Impulse control disorders have three essential features. First, people with these disorders are unable to stop from acting on impulses that are harmful to themselves or others. Some people attempt to fight their impulses and others give in when they feel the urge to act. The act can be spontaneous or planned. Second, before they act on their impulse, people with these disorders feel pressured to act, experiencing tension and anxiety that can only be relieved by following through on their impulse. Some people with these disorders experience a feeling of arousal that they liken to sexual excitement. Third, upon acting on their impulse, they experience a sense of pleasure or gratification, also likened to the release of sexual tension.

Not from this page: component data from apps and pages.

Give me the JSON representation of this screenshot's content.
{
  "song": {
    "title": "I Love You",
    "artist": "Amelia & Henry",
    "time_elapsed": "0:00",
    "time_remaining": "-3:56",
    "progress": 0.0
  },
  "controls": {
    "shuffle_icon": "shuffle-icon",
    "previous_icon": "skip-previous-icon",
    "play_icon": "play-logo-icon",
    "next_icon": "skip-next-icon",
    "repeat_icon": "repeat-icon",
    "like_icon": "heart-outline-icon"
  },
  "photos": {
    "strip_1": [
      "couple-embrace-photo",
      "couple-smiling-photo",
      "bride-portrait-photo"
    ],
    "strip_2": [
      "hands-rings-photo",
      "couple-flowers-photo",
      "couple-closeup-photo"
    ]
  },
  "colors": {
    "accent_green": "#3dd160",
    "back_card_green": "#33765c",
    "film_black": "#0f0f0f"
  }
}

Individuals with impulse control disorders are not usually conflicted at the moment of choosing to engage in the behavior. Conflict, regret, and remorse, if they do occur, appear afterwards.
You may have heard the term kleptomaniac used to describe a person who shoplifts or takes things from other people's houses. People with the impulse control disorder called kleptomania do not take things on a whim or out of economic necessity, but because they are driven by persistent urges to steal.
If you thought that a kleptomaniac was someone driven to acquire possessions, it may surprise to to learn that people with this impulse control disorder are driven by the desire to steal, not the desire to have. The main motivation for their behavior is an urge to release tension. The act of stealing provides this release and gives the kleptomaniac a temporary thrill, even though the individual regards the urge to steal as unpleasant, unwanted, intrusive, and senseless. Kleptomaniacs steal just about anything, although the most common objects include food, clothes, jewelry, cosmetics, records, toys, pens and paper, and, in some cases, money. While most kleptomaniac steal from a store or workplace, for some the behavior is limited to stealing from a particular person, perhaps someone about whom they feel intense feelings of attraction or jealousy. Keep in mind that it is not the intrinsic value of these objects that motivates the kleptomaniac to steal, but rather the act of stealing itself. In fact, most kleptomaniacs are perplexed about what to do with their acquired items. Some hoard the objects, as in the case of a woman whose closet was overflowing with thousands of inexpensive plastic combs and brushes taken over the course of several years. Others give away the items, or may even throw them in the trash. This lack of interest in the stolen items is the main...